While professional teams will look for the players who can make the best catches, run the fastest and make hard-hitting tackles, they also will be looking for traits that extend beyond the football field, such as working harder than necessary, making personal sacrifices that benefit the team and helping teammates who are struggling, according to a study set to be published in an upcoming issue of the Journal of Applied Psychology.
"These 'character guys' are better investments for NFL teams," Tim Maynes, one of the study's authors and an assistant professor of organization and human resources at the University of Buffalo School of Management, said in a statement. "Players who hit the weight room after practice, spend extra time analyzing game film or help a rookie learn the ropes while in college will be drafted earlier, awarded higher starting salaries and be more successful in the NFL."

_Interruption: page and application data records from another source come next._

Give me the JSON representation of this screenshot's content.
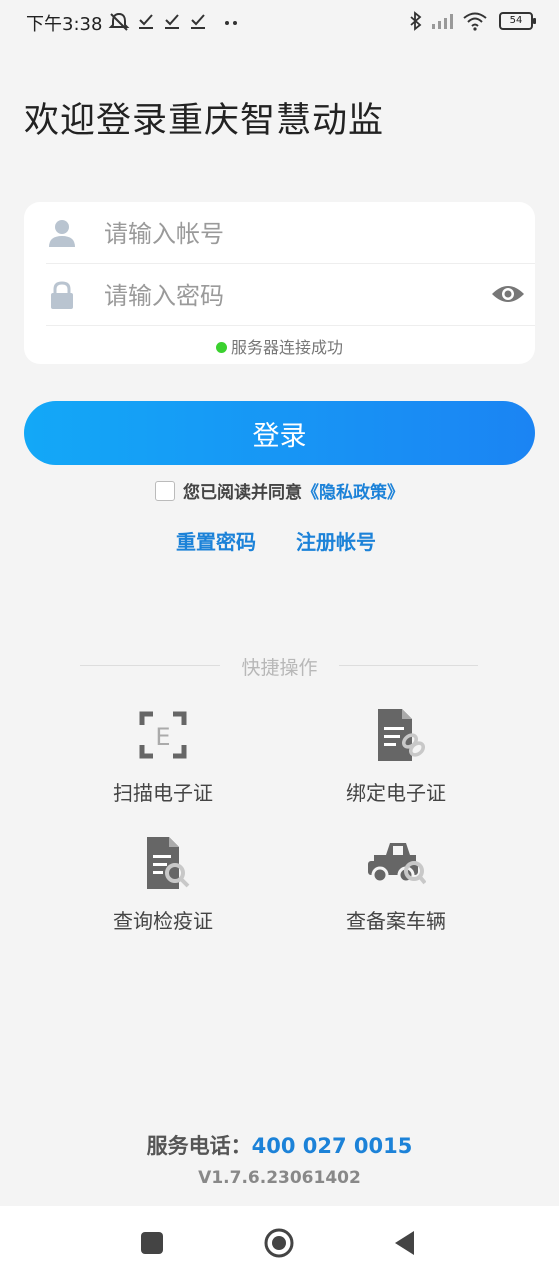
{
  "status_bar": {
    "time": "下午3:38",
    "battery": "54"
  },
  "title": "欢迎登录重庆智慧动监",
  "login_form": {
    "account_placeholder": "请输入帐号",
    "password_placeholder": "请输入密码",
    "connection_status": "服务器连接成功"
  },
  "login_button": "登录",
  "agreement": {
    "text": "您已阅读并同意",
    "policy_link": "《隐私政策》"
  },
  "links": {
    "reset_password": "重置密码",
    "register": "注册帐号"
  },
  "quick_actions": {
    "title": "快捷操作",
    "items": [
      {
        "label": "扫描电子证",
        "icon": "scan-icon"
      },
      {
        "label": "绑定电子证",
        "icon": "document-link-icon"
      },
      {
        "label": "查询检疫证",
        "icon": "document-search-icon"
      },
      {
        "label": "查备案车辆",
        "icon": "vehicle-search-icon"
      }
    ]
  },
  "footer": {
    "phone_label": "服务电话：",
    "phone_number": "400 027 0015",
    "version": "V1.7.6.23061402"
  },
  "colors": {
    "accent": "#1c82d8",
    "button_gradient_start": "#13a8f7",
    "button_gradient_end": "#1b84f3",
    "connected": "#3bd12f"
  }
}
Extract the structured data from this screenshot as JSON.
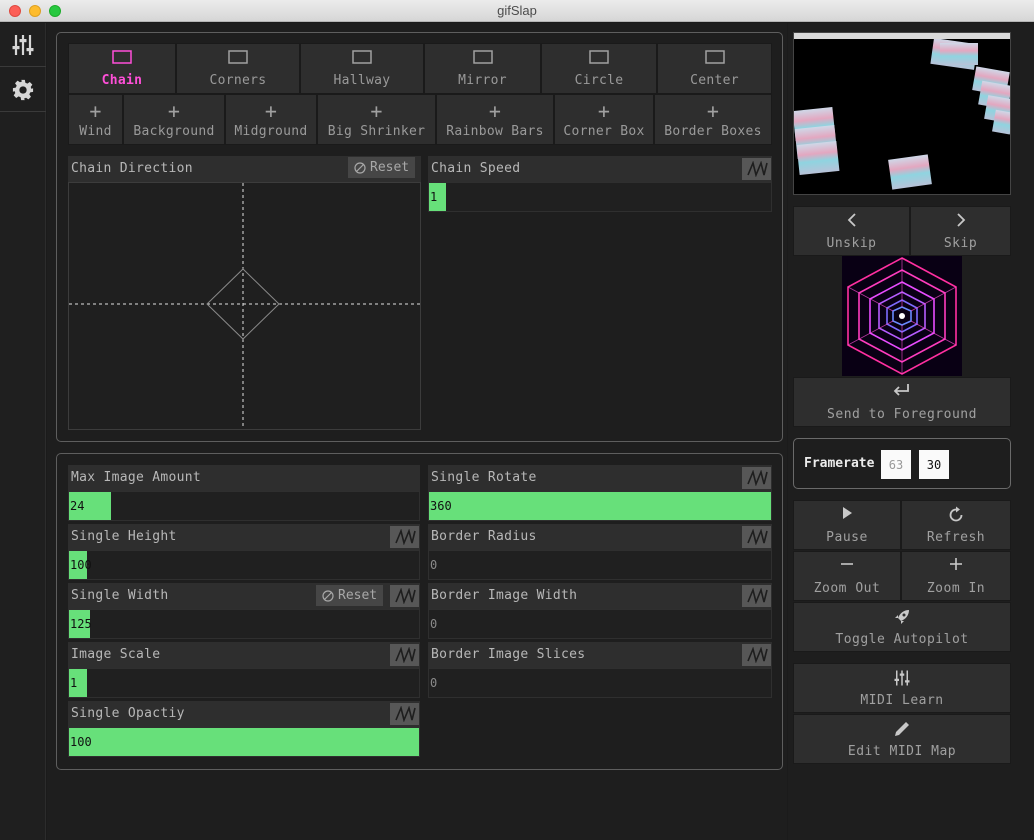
{
  "window": {
    "title": "gifSlap"
  },
  "sidebar": {
    "items": [
      {
        "icon": "sliders-icon"
      },
      {
        "icon": "gear-icon"
      }
    ]
  },
  "modes": {
    "tabs": [
      {
        "label": "Chain",
        "active": true
      },
      {
        "label": "Corners"
      },
      {
        "label": "Hallway"
      },
      {
        "label": "Mirror"
      },
      {
        "label": "Circle"
      },
      {
        "label": "Center"
      }
    ],
    "add_buttons": [
      {
        "label": "Wind"
      },
      {
        "label": "Background"
      },
      {
        "label": "Midground"
      },
      {
        "label": "Big Shrinker"
      },
      {
        "label": "Rainbow Bars"
      },
      {
        "label": "Corner Box"
      },
      {
        "label": "Border Boxes"
      }
    ]
  },
  "chain": {
    "direction_label": "Chain Direction",
    "reset_label": "Reset",
    "speed_label": "Chain Speed",
    "speed_value": "1",
    "speed_fill": 0.05
  },
  "controls": {
    "max_image_amount": {
      "label": "Max Image Amount",
      "value": "24",
      "fill": 0.12
    },
    "single_height": {
      "label": "Single Height",
      "value": "100",
      "fill": 0.05
    },
    "single_width": {
      "label": "Single Width",
      "value": "125",
      "fill": 0.06,
      "reset_label": "Reset"
    },
    "image_scale": {
      "label": "Image Scale",
      "value": "1",
      "fill": 0.05
    },
    "single_opacity": {
      "label": "Single Opactiy",
      "value": "100",
      "fill": 1.0
    },
    "single_rotate": {
      "label": "Single Rotate",
      "value": "360",
      "fill": 1.0
    },
    "border_radius": {
      "label": "Border Radius",
      "value": "0",
      "fill": 0
    },
    "border_image_width": {
      "label": "Border Image Width",
      "value": "0",
      "fill": 0
    },
    "border_image_slices": {
      "label": "Border Image Slices",
      "value": "0",
      "fill": 0
    }
  },
  "right_panel": {
    "unskip_label": "Unskip",
    "skip_label": "Skip",
    "send_to_foreground_label": "Send to Foreground",
    "framerate": {
      "label": "Framerate",
      "current": "63",
      "target": "30"
    },
    "pause_label": "Pause",
    "refresh_label": "Refresh",
    "zoom_out_label": "Zoom Out",
    "zoom_in_label": "Zoom In",
    "toggle_autopilot_label": "Toggle Autopilot",
    "midi_learn_label": "MIDI Learn",
    "edit_midi_map_label": "Edit MIDI Map"
  },
  "colors": {
    "accent_green": "#67e07a",
    "active_tab_pink": "#ff4fd8"
  }
}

After analyzing 440 college football players who were drafted into the NFL between 2006 and 2012, the researchers discovered that having high character — which was determined by researching more than 36,000 media sources for articles spanning each player's entire four-year college career to find instances where they acted as team players — not only contributed to how early in the draft some players were selected, but also determined how well they would perform in the professional ranks.
Maynes believes the research has strong implications for businesses as more and more companies move from individual contributing types of structures to team-based organization. [Teams Work Better When Employees Care About Each Other ]
"The ability to function well as a team and to engage in behaviors that will help the team function more effectively are becoming increasingly more important," Maynes said.
Maynes said the study's findings are applicable to any workplace involving teams like committees, task forces, product development or client engagement teams.
"Hiring managers need to look beyond just the previous job performance of candidates," Maynes said. "Finding a candidate who will take the time to go the extra mile will benefit the team they're working on and the organization as a whole."
The study's authors said further research should analyze industries other than the NFL, to investigate best practices for hiring in nonteam settings, and to take other factors into consideration, such as national culture and differences in hiring managers and team climate.
The study was co-authored by Steve Whiting, an assistant professor of management at the University of Central Florida College of Business Administration.